Bud Collins, colorful tennis sportscaster, dead at 86

Business

Collins, know for his encyclopedic knowledge of the game as well as his uber-colorful wardrobe, died in his Brookline, Mass., home, the Boston Globe reported.

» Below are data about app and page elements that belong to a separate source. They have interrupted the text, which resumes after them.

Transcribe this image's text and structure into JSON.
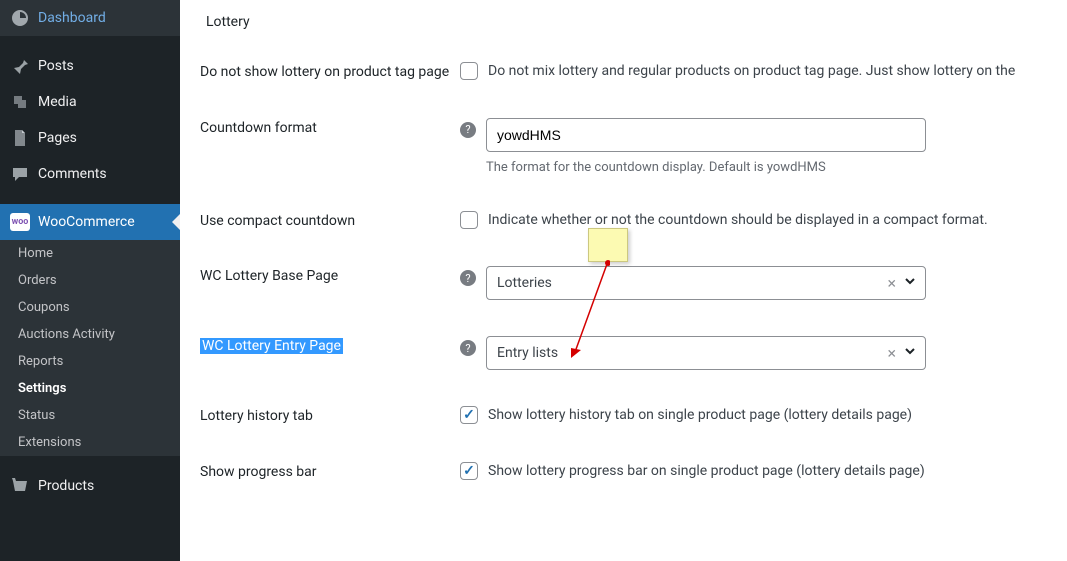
{
  "sidebar": {
    "top": [
      {
        "key": "dashboard",
        "label": "Dashboard"
      },
      {
        "key": "posts",
        "label": "Posts"
      },
      {
        "key": "media",
        "label": "Media"
      },
      {
        "key": "pages",
        "label": "Pages"
      },
      {
        "key": "comments",
        "label": "Comments"
      },
      {
        "key": "woocommerce",
        "label": "WooCommerce"
      }
    ],
    "sub": [
      {
        "key": "home",
        "label": "Home"
      },
      {
        "key": "orders",
        "label": "Orders"
      },
      {
        "key": "coupons",
        "label": "Coupons"
      },
      {
        "key": "auctions",
        "label": "Auctions Activity"
      },
      {
        "key": "reports",
        "label": "Reports"
      },
      {
        "key": "settings",
        "label": "Settings"
      },
      {
        "key": "status",
        "label": "Status"
      },
      {
        "key": "extensions",
        "label": "Extensions"
      }
    ],
    "bottom": [
      {
        "key": "products",
        "label": "Products"
      }
    ]
  },
  "tab": {
    "label": "Lottery"
  },
  "settings": {
    "tag_mix": {
      "label": "Do not show lottery on product tag page",
      "cb_label": "Do not mix lottery and regular products on product tag page. Just show lottery on the"
    },
    "countdown": {
      "label": "Countdown format",
      "value": "yowdHMS",
      "help": "The format for the countdown display. Default is yowdHMS"
    },
    "compact": {
      "label": "Use compact countdown",
      "cb_label": "Indicate whether or not the countdown should be displayed in a compact format."
    },
    "base_page": {
      "label": "WC Lottery Base Page",
      "value": "Lotteries"
    },
    "entry_page": {
      "label": "WC Lottery Entry Page",
      "value": "Entry lists"
    },
    "history": {
      "label": "Lottery history tab",
      "cb_label": "Show lottery history tab on single product page (lottery details page)"
    },
    "progress": {
      "label": "Show progress bar",
      "cb_label": "Show lottery progress bar on single product page (lottery details page)"
    }
  },
  "icons": {
    "help": "?",
    "clear": "×",
    "woo": "woo"
  }
}
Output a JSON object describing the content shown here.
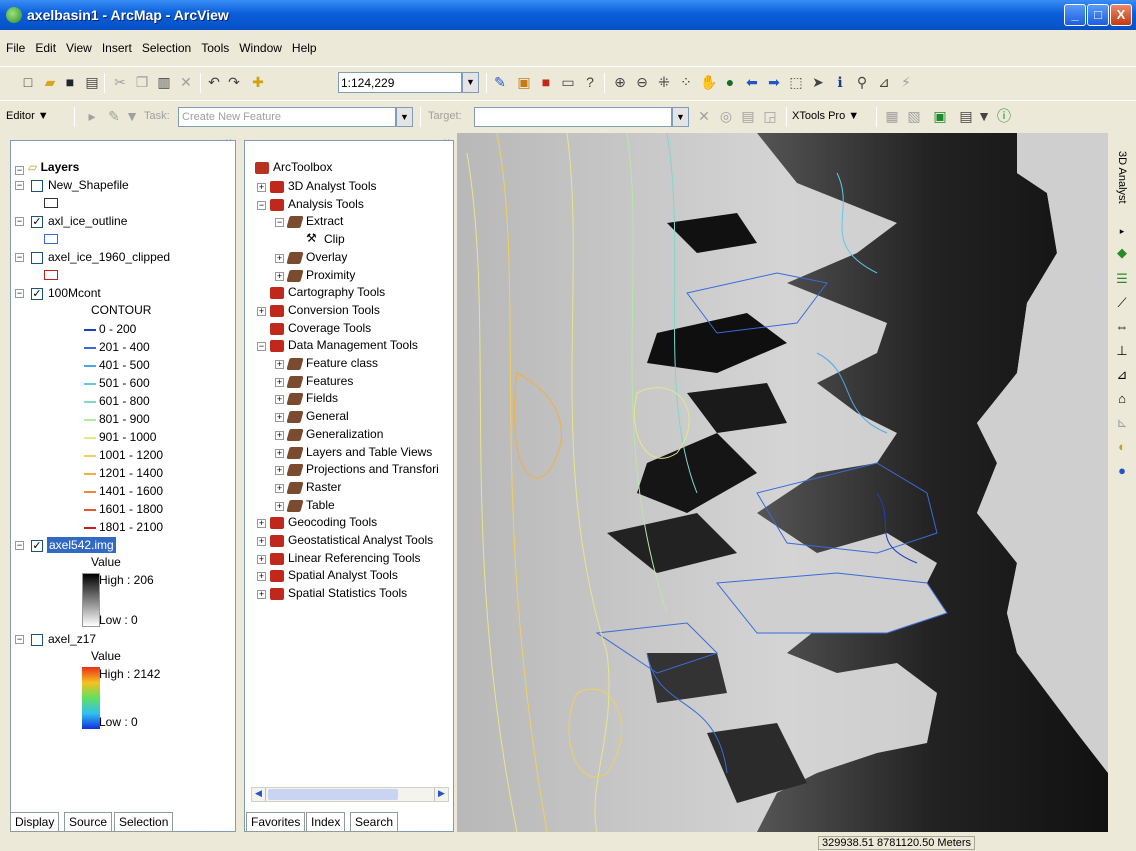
{
  "window": {
    "title": "axelbasin1 - ArcMap - ArcView",
    "min": "_",
    "max": "□",
    "close": "X"
  },
  "menu": [
    "File",
    "Edit",
    "View",
    "Insert",
    "Selection",
    "Tools",
    "Window",
    "Help"
  ],
  "standard_toolbar": {
    "scale": "1:124,229"
  },
  "editor_toolbar": {
    "editor_label": "Editor ▼",
    "task_label": "Task:",
    "task_value": "Create New Feature",
    "target_label": "Target:",
    "target_value": "",
    "xtools_label": "XTools Pro ▼"
  },
  "toc": {
    "root": "Layers",
    "layers": [
      {
        "name": "New_Shapefile",
        "checked": false
      },
      {
        "name": "axl_ice_outline",
        "checked": true
      },
      {
        "name": "axel_ice_1960_clipped",
        "checked": false
      },
      {
        "name": "100Mcont",
        "checked": true,
        "field": "CONTOUR"
      },
      {
        "name": "axel542.img",
        "checked": true,
        "value_label": "Value",
        "high": "High : 206",
        "low": "Low : 0"
      },
      {
        "name": "axel_z17",
        "checked": false,
        "value_label": "Value",
        "high": "High : 2142",
        "low": "Low : 0"
      }
    ],
    "contour_classes": [
      {
        "label": "0 - 200",
        "color": "#1f3fbf"
      },
      {
        "label": "201 - 400",
        "color": "#3a6bd8"
      },
      {
        "label": "401 - 500",
        "color": "#4fa6e6"
      },
      {
        "label": "501 - 600",
        "color": "#5fc8e8"
      },
      {
        "label": "601 - 800",
        "color": "#7fd8c8"
      },
      {
        "label": "801 - 900",
        "color": "#b8e6a8"
      },
      {
        "label": "901 - 1000",
        "color": "#e6e68c"
      },
      {
        "label": "1001 - 1200",
        "color": "#f0d060"
      },
      {
        "label": "1201 - 1400",
        "color": "#f0b040"
      },
      {
        "label": "1401 - 1600",
        "color": "#e88a3a"
      },
      {
        "label": "1601 - 1800",
        "color": "#e05a30"
      },
      {
        "label": "1801 - 2100",
        "color": "#c81e1e"
      }
    ],
    "tabs": [
      "Display",
      "Source",
      "Selection"
    ]
  },
  "toolbox": {
    "root": "ArcToolbox",
    "items": [
      {
        "label": "3D Analyst Tools",
        "level": 0,
        "kind": "toolbox",
        "exp": "+"
      },
      {
        "label": "Analysis Tools",
        "level": 0,
        "kind": "toolbox",
        "exp": "−"
      },
      {
        "label": "Extract",
        "level": 1,
        "kind": "toolset",
        "exp": "−"
      },
      {
        "label": "Clip",
        "level": 2,
        "kind": "tool",
        "exp": ""
      },
      {
        "label": "Overlay",
        "level": 1,
        "kind": "toolset",
        "exp": "+"
      },
      {
        "label": "Proximity",
        "level": 1,
        "kind": "toolset",
        "exp": "+"
      },
      {
        "label": "Cartography Tools",
        "level": 0,
        "kind": "toolbox",
        "exp": ""
      },
      {
        "label": "Conversion Tools",
        "level": 0,
        "kind": "toolbox",
        "exp": "+"
      },
      {
        "label": "Coverage Tools",
        "level": 0,
        "kind": "toolbox",
        "exp": ""
      },
      {
        "label": "Data Management Tools",
        "level": 0,
        "kind": "toolbox",
        "exp": "−"
      },
      {
        "label": "Feature class",
        "level": 1,
        "kind": "toolset",
        "exp": "+"
      },
      {
        "label": "Features",
        "level": 1,
        "kind": "toolset",
        "exp": "+"
      },
      {
        "label": "Fields",
        "level": 1,
        "kind": "toolset",
        "exp": "+"
      },
      {
        "label": "General",
        "level": 1,
        "kind": "toolset",
        "exp": "+"
      },
      {
        "label": "Generalization",
        "level": 1,
        "kind": "toolset",
        "exp": "+"
      },
      {
        "label": "Layers and Table Views",
        "level": 1,
        "kind": "toolset",
        "exp": "+"
      },
      {
        "label": "Projections and Transfori",
        "level": 1,
        "kind": "toolset",
        "exp": "+"
      },
      {
        "label": "Raster",
        "level": 1,
        "kind": "toolset",
        "exp": "+"
      },
      {
        "label": "Table",
        "level": 1,
        "kind": "toolset",
        "exp": "+"
      },
      {
        "label": "Geocoding Tools",
        "level": 0,
        "kind": "toolbox",
        "exp": "+"
      },
      {
        "label": "Geostatistical Analyst Tools",
        "level": 0,
        "kind": "toolbox",
        "exp": "+"
      },
      {
        "label": "Linear Referencing Tools",
        "level": 0,
        "kind": "toolbox",
        "exp": "+"
      },
      {
        "label": "Spatial Analyst Tools",
        "level": 0,
        "kind": "toolbox",
        "exp": "+"
      },
      {
        "label": "Spatial Statistics Tools",
        "level": 0,
        "kind": "toolbox",
        "exp": "+"
      }
    ],
    "tabs": [
      "Favorites",
      "Index",
      "Search"
    ]
  },
  "right_toolbar": {
    "label": "3D Analyst"
  },
  "status": {
    "coords": "329938.51  8781120.50 Meters"
  }
}
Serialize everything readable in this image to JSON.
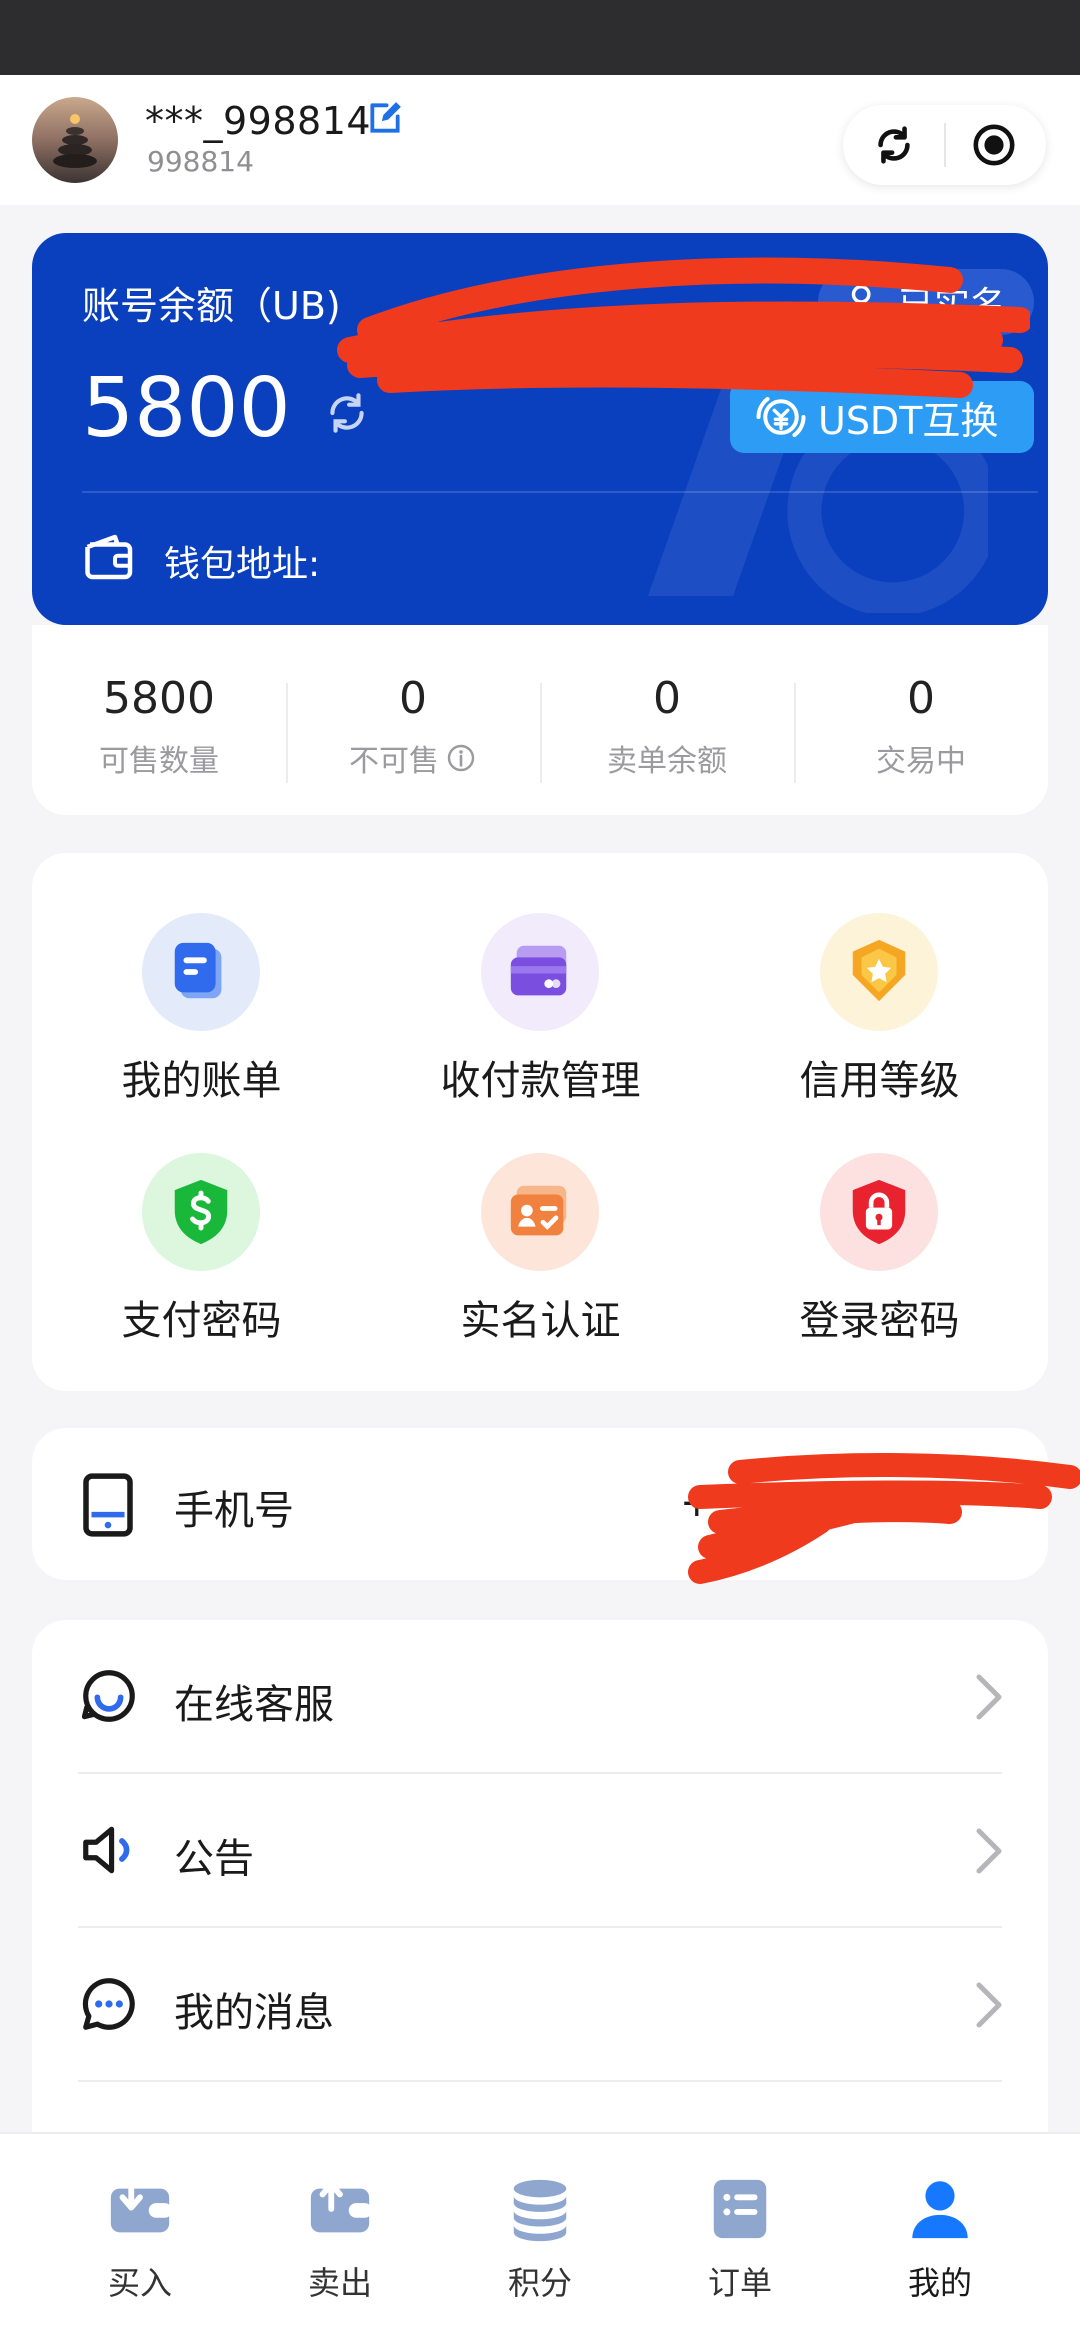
{
  "header": {
    "username": "***_998814",
    "user_id": "998814"
  },
  "balance": {
    "label": "账号余额（UB)",
    "amount": "5800",
    "verified_label": "已实名",
    "usdt_label": "USDT互换",
    "wallet_label": "钱包地址:"
  },
  "stats": [
    {
      "value": "5800",
      "label": "可售数量"
    },
    {
      "value": "0",
      "label": "不可售"
    },
    {
      "value": "0",
      "label": "卖单余额"
    },
    {
      "value": "0",
      "label": "交易中"
    }
  ],
  "grid": [
    {
      "label": "我的账单",
      "icon": "bill-icon"
    },
    {
      "label": "收付款管理",
      "icon": "card-icon"
    },
    {
      "label": "信用等级",
      "icon": "badge-star-icon"
    },
    {
      "label": "支付密码",
      "icon": "shield-dollar-icon"
    },
    {
      "label": "实名认证",
      "icon": "id-card-icon"
    },
    {
      "label": "登录密码",
      "icon": "lock-icon"
    }
  ],
  "phone": {
    "label": "手机号",
    "value": "+"
  },
  "menu": [
    {
      "label": "在线客服",
      "icon": "customer-service-icon"
    },
    {
      "label": "公告",
      "icon": "speaker-icon"
    },
    {
      "label": "我的消息",
      "icon": "message-icon"
    }
  ],
  "tabs": [
    {
      "label": "买入",
      "icon": "buy-icon"
    },
    {
      "label": "卖出",
      "icon": "sell-icon"
    },
    {
      "label": "积分",
      "icon": "points-icon"
    },
    {
      "label": "订单",
      "icon": "orders-icon"
    },
    {
      "label": "我的",
      "icon": "profile-icon"
    }
  ],
  "colors": {
    "card_blue": "#0a3fbe",
    "usdt_button": "#2d9cf5",
    "tab_active": "#1677ff",
    "tab_inactive": "#8a9bb8",
    "redaction": "#f03a1e"
  }
}
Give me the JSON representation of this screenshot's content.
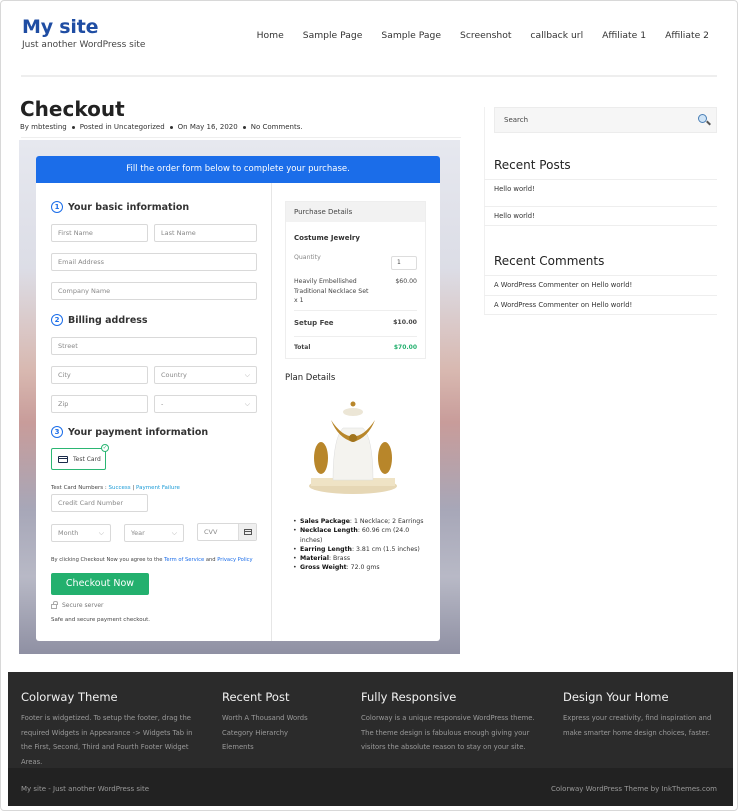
{
  "site": {
    "title": "My site",
    "tagline": "Just another WordPress site"
  },
  "nav": {
    "items": [
      "Home",
      "Sample Page",
      "Sample Page",
      "Screenshot",
      "callback url",
      "Affiliate 1",
      "Affiliate 2"
    ]
  },
  "post": {
    "title": "Checkout",
    "meta": {
      "author": "By mbtesting",
      "category": "Posted in Uncategorized",
      "date": "On May 16, 2020",
      "comments": "No Comments."
    }
  },
  "checkout": {
    "banner": "Fill the order form below to complete your purchase.",
    "sections": {
      "basic": {
        "num": "1",
        "label": "Your basic information"
      },
      "billing": {
        "num": "2",
        "label": "Billing address"
      },
      "payment": {
        "num": "3",
        "label": "Your payment information"
      }
    },
    "fields": {
      "first_name": "First Name",
      "last_name": "Last Name",
      "email": "Email Address",
      "company": "Company Name",
      "street": "Street",
      "city": "City",
      "country": "Country",
      "zip": "Zip",
      "state": "-",
      "card_number": "Credit Card Number",
      "month": "Month",
      "year": "Year",
      "cvv": "CVV"
    },
    "payment_method": "Test Card",
    "test_cards": {
      "label": "Test Card Numbers : ",
      "success": "Success",
      "separator": " | ",
      "failure": "Payment Failure"
    },
    "terms": {
      "prefix": "By clicking Checkout Now you agree to the ",
      "tos": "Term of Service",
      "and": " and ",
      "privacy": "Privacy Policy"
    },
    "button": "Checkout Now",
    "secure": "Secure server",
    "safe": "Safe and secure payment checkout."
  },
  "purchase": {
    "heading": "Purchase Details",
    "product": "Costume Jewelry",
    "quantity_label": "Quantity",
    "quantity": "1",
    "item_line1": "Heavily Embellished",
    "item_line2": "Traditional Necklace Set",
    "item_line3": "x 1",
    "item_price": "$60.00",
    "setup_label": "Setup Fee",
    "setup_price": "$10.00",
    "total_label": "Total",
    "total_price": "$70.00",
    "total_color": "#23b06e"
  },
  "plan": {
    "heading": "Plan Details",
    "specs": [
      {
        "key": "Sales Package",
        "val": ": 1 Necklace; 2 Earrings"
      },
      {
        "key": "Necklace Length",
        "val": ": 60.96 cm (24.0 inches)"
      },
      {
        "key": "Earring Length",
        "val": ": 3.81 cm (1.5 inches)"
      },
      {
        "key": "Material",
        "val": ": Brass"
      },
      {
        "key": "Gross Weight",
        "val": ": 72.0 gms"
      }
    ]
  },
  "sidebar": {
    "search_placeholder": "Search",
    "recent_posts_heading": "Recent Posts",
    "recent_posts": [
      "Hello world!",
      "Hello world!"
    ],
    "recent_comments_heading": "Recent Comments",
    "recent_comments": [
      {
        "author": "A WordPress Commenter",
        "on": " on ",
        "post": "Hello world!"
      },
      {
        "author": "A WordPress Commenter",
        "on": " on ",
        "post": "Hello world!"
      }
    ]
  },
  "footer": {
    "col1": {
      "heading": "Colorway Theme",
      "text": "Footer is widgetized. To setup the footer, drag the required Widgets in Appearance -> Widgets Tab in the First, Second, Third and Fourth Footer Widget Areas."
    },
    "col2": {
      "heading": "Recent Post",
      "links": [
        "Worth A Thousand Words",
        "Category Hierarchy",
        "Elements"
      ]
    },
    "col3": {
      "heading": "Fully Responsive",
      "text": "Colorway is a unique responsive WordPress theme. The theme design is fabulous enough giving your visitors the absolute reason to stay on your site."
    },
    "col4": {
      "heading": "Design Your Home",
      "text": "Express your creativity, find inspiration and make smarter home design choices, faster."
    },
    "bottom_left": "My site - Just another WordPress site",
    "bottom_right": "Colorway WordPress Theme by InkThemes.com"
  },
  "colors": {
    "brand": "#1f4da3",
    "banner": "#1b6de9",
    "cta": "#23b06e",
    "link": "#1b9bd7"
  }
}
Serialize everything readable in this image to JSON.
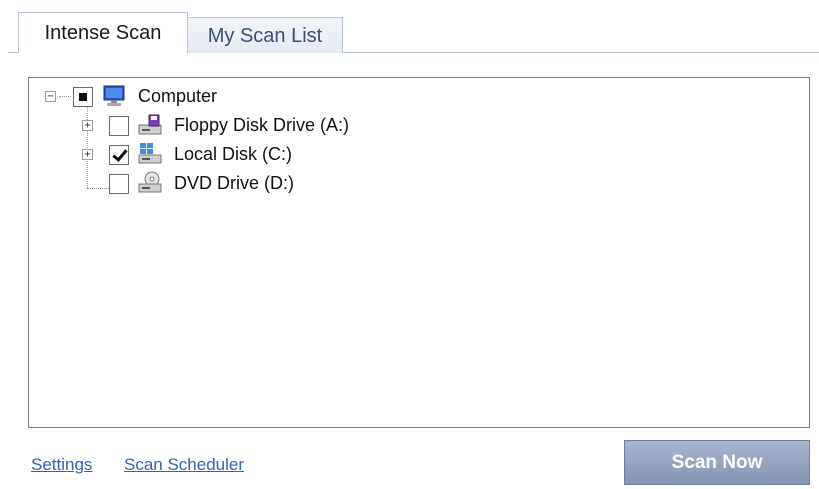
{
  "tabs": [
    {
      "label": "Intense Scan",
      "active": true
    },
    {
      "label": "My Scan List",
      "active": false
    }
  ],
  "tree": {
    "root": {
      "label": "Computer",
      "icon": "computer-icon",
      "state": "partial"
    },
    "children": [
      {
        "label": "Floppy Disk Drive (A:)",
        "icon": "floppy-drive-icon",
        "checked": false,
        "expandable": true
      },
      {
        "label": "Local Disk (C:)",
        "icon": "local-disk-icon",
        "checked": true,
        "expandable": true
      },
      {
        "label": "DVD Drive (D:)",
        "icon": "dvd-drive-icon",
        "checked": false,
        "expandable": false
      }
    ]
  },
  "footer": {
    "settings_label": "Settings",
    "scheduler_label": "Scan Scheduler",
    "scan_button_label": "Scan Now"
  },
  "colors": {
    "link": "#2f63b5",
    "button": "#8d9bb9",
    "tab_border": "#b9c3d9"
  }
}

In September, the USTA named the press center Bud Collins U.S. Open Media Center in his honor. The inscription on the plaque reads: “Journalist, Commentator, Historian, Mentor, Friend”.
Collins, who started writing columns for the Globe in 1963, was beloved by his fans, including many in sports journalism. On the Move (with Evonne Goolagong Cawley, 1974), and a memoir, My Life With the Pros (1989).
“No media figure in history in my mind has ever been as important to one sport as BUD COLLINS was to the sport of tennis”, said NEW YORK DAILY NEWS writer and ESPN personality MIKE LUPICA.
He is survived by wife Anita Ruthling Klaussen, a photographer. No one wanted to cover tennis, and an editor sent him to cover the state women’s championships at LONGWOOD.
Details on a memorial service for Collins will be announced soon.
Collins was much the showman. He was also known for his style – from loud slacks and bright bow ties to witty prose. Yellow, violet and burgundy were among his favorites, and strawberry embellishments were added for Wimbledon. He often quoted his imaginary Uncle Studley’s reflections on tennis. Steffi Graf was “Fraulein Forehand”, Bjorn Borg was “the Angelic Assassin”, and hard-serving Venus and Serena Williams were “Sisters Sledgehammer”. He considered himself the representative of the everyday player, or the hacker, as he put it.
“Few people have had the historical significance, the lasting impact and the unqualified love for tennis as Bud Collins“, said tennis champ Billie Jean King. He was enshrined in the International Tennis Hall of Fame in 1994 and was a past victor of the nation’s highest sports writing honour, the Red Smith Award.
Collins worked mostly for NBC Sports before moving onto ESPN in the latter stage of his career, consistently giving some of the best analysis in the world on his sport.
Another tennis great, Chris Evert, tweeted “Integrity, passion, intelligence, wit, compassion….”